English Church Architecture -
KINLET, St. John the Baptist (SO 711 810) (August 2010)
(Bedrock: Carboniferous Westphalian Series, Halesowen Formation)
This is a large church for its location (shown above from the southeast), built of buff stone and situated alone in pleasant open countryside. Its most striking feature on approach is its timber-framed clerestory, restored in 1892 (church guide) but probably late fifteenth or early sixteenth century in origin, lit by four pairs of two-light trefoil-cusped windows. However, this excepted, two principal periods of construction are evident in the building: the Norman-Transition c. 1190 - 1210 and the pre-ogee Decorated period c. 1300-15. The first one is dominant inside for this is the date of the excellent aisle arcades (viewed below, from the west), each composed of three round arches with unmoulded outer orders and flat-chamfered inner orders, supported on circular piers with circular capitals. The capitals to the S. arcade are slightly more prominent, while the piers below are noticeably slenderer, suggesting they are a decade or two later. The sudden break above the arcades, where the slender clerestory rests on the thick Norman walls, is less satisfactory in appearance, but the clerestory must surely have brought some much needed light into a formerly very dark building.
The inner doorway of the S. porch is pointed and thirteenth century in date, but it reuses part of an earlier tympanum and a lintel below with a line of carved saltires. (See the photograph below left.) Another Norman remnant to be seen in the building is the round head of a small window, blocked up in the chancel N. wall. Both these may predate construction of the N. arcade, while the S. arcade may be contemporary with the lower parts of the tower, lit by narrow lancets. The tower rises in three stages, which are characterized by the curiously narrow central stage pierced by two lancets to the north and west. The bell-stage is probably an early Perpendicular addition to judge by the straightened reticulation units in the heads of the two-light bell-openings. (See Appendix 2 for some close-dated examples of this tracery shape, albeit in eastern counties of England.) The tower is surmounted by battlements and corner pinnacles. Inside, the very wide tower arch rests on responds of three orders, the innermost of which has attached semicircular shafts with capitals decorated with stiff leaf and faces. The relatively long S. porch looks renewed from the sides but the outer doorway is mediaeval (see the photograph below right): the arch carries two rolls with fillets above three orders of worn shafts, each topped by a pair of stiff leaf capitals. The hood-mould and label stops are modern additions.

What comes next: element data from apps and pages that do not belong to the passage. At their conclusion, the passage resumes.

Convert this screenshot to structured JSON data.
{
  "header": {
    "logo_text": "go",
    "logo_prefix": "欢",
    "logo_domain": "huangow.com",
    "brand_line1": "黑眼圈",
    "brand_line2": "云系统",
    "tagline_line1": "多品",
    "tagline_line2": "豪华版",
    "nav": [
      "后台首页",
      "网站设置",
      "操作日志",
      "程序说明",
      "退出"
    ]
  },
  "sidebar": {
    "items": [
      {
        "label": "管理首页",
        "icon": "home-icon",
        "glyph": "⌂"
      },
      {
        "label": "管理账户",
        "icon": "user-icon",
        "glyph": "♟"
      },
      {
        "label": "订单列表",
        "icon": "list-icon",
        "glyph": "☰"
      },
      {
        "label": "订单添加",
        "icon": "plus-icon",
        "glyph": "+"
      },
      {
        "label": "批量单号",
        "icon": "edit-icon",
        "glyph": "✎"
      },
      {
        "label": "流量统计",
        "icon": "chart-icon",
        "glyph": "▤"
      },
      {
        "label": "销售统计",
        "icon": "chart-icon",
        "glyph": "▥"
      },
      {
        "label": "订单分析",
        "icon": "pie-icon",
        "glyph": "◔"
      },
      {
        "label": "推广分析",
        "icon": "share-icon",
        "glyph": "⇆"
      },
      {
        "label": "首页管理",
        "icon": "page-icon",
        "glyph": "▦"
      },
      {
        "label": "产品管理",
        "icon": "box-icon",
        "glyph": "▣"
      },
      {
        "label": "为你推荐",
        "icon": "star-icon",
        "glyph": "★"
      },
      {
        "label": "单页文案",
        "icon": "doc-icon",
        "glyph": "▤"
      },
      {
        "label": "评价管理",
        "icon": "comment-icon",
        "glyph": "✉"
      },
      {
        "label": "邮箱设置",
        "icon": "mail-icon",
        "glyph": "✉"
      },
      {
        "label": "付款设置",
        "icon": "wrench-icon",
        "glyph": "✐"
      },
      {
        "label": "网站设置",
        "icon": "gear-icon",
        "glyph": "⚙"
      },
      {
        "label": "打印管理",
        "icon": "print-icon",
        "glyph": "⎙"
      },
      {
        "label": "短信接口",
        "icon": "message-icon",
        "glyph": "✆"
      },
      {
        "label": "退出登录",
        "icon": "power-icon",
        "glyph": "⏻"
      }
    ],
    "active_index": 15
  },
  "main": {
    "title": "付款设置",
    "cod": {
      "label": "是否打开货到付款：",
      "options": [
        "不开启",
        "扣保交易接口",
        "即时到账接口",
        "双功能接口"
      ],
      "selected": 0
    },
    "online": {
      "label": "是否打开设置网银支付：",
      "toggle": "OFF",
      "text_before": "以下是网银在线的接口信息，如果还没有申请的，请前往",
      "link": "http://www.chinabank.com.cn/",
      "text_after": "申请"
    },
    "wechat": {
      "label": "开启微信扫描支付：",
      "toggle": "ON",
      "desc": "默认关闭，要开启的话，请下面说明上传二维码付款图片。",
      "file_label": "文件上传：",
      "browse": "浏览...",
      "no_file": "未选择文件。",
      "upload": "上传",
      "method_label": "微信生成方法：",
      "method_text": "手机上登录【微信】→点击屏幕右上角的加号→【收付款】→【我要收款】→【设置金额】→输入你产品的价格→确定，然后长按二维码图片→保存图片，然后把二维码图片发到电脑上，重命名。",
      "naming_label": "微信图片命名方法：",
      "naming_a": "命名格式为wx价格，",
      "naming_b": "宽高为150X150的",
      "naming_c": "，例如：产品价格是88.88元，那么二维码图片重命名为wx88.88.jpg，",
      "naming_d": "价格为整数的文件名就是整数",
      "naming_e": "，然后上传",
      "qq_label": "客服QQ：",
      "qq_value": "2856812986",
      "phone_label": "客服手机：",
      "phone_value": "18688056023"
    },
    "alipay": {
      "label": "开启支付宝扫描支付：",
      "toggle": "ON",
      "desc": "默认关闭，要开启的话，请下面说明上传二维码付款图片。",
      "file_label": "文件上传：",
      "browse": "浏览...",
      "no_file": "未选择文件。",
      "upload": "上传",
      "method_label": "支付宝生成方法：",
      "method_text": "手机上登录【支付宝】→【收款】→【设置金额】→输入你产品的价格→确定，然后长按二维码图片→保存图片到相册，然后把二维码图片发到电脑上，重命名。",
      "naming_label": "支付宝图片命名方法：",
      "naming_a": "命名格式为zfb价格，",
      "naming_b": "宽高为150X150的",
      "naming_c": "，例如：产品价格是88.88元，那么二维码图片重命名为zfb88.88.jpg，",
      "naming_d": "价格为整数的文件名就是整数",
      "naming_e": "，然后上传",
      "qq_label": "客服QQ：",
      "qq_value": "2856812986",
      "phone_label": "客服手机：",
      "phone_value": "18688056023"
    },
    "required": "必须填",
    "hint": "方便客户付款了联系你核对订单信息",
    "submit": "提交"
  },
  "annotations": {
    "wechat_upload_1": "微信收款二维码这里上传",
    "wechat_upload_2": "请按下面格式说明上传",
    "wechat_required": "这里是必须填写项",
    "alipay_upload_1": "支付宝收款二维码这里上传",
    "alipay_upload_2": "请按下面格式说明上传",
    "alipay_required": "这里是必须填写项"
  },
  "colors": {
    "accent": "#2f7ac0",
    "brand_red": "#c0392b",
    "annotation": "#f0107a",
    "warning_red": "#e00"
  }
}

The pre-ogee Decorated years at Kinlet are represented by the chancel and transeptal chapels leading off to north and south. Since the aisles are pierced only by small rectangular slits, responsibility for lighting the church falls entirely on the clerestory and chancel and chapel windows. The N. and S. windows to the chapels are three-light with intersecting cusped tracery, pointed trefoils in the heads of the lights, and daggers in the reticulation units above. The five-light E. window to the chancel (illustrated below left) takes similar design elements further: the lights here are very sharply pointed and provided with elongated cinquefoil-cusping while the tracery intersections above, stop short of the head of the window to make room for a sexfoil in a circle. This non-standard pattern is almost an exact copy of the E. window at neighbouring Stottesdon, suggesting they are the work of one and the same man. Going inside the church again, the restored chancel arch is composed of three orders bearing rolls with fillets, supported on three orders of shafts with a fillet on the innermost. The arches from the aisles to the transepts look more like late fourteenth century work with their sunk quadrant and two flat chamfers, all three of which mouldings die into the jambs. The arches from the chancel to the transepts carry a complex series of mouldings above semi-quatrefoil responds.
The S. chapel has a piscina to the right of the altar and a double aumbry to the left. A recumbent effigy of a woman in the southeast corner of the chapel, with a child by her side, is believed to represent Isobel Cornwall, who seems to have died in childbirth in the early fifteenth century. The N. transept contains a huge standing monument (shown above right) dated 1581, backed up against the N. wall. It commemorates Sir George Blount of Kinlet, who died in that year, together with his wife Constantia, and features carved figures of the couple, standing apart, between fluted Ionic columns, supporting pairs of Gothic arches above - a curious combination. Finally, other monuments in the church include a number of significant wall monuments in the chancel, and, in particular, two elaborate tomb-chests, one each to the north and south. Upon the latter lie two straight-legged recumbent effigies, considered to represent Sir Humphrey Blount (d. 1477) and his wife Elizabeth. Cusped arches around the tomb-chest are occupied by a series of skilfully-carved figures, unfortunately now largely defaced. (See the photograph below.) The effigies lying on the tomb-chest to the north, are those Sir John Blount (d. 1531) and his wife Catherine, who is depicted here wearing a wimple. The figures around the tomb-chest are believed to depict the couple’s five sons and six daughters while two pairs of dragons between them hold shields.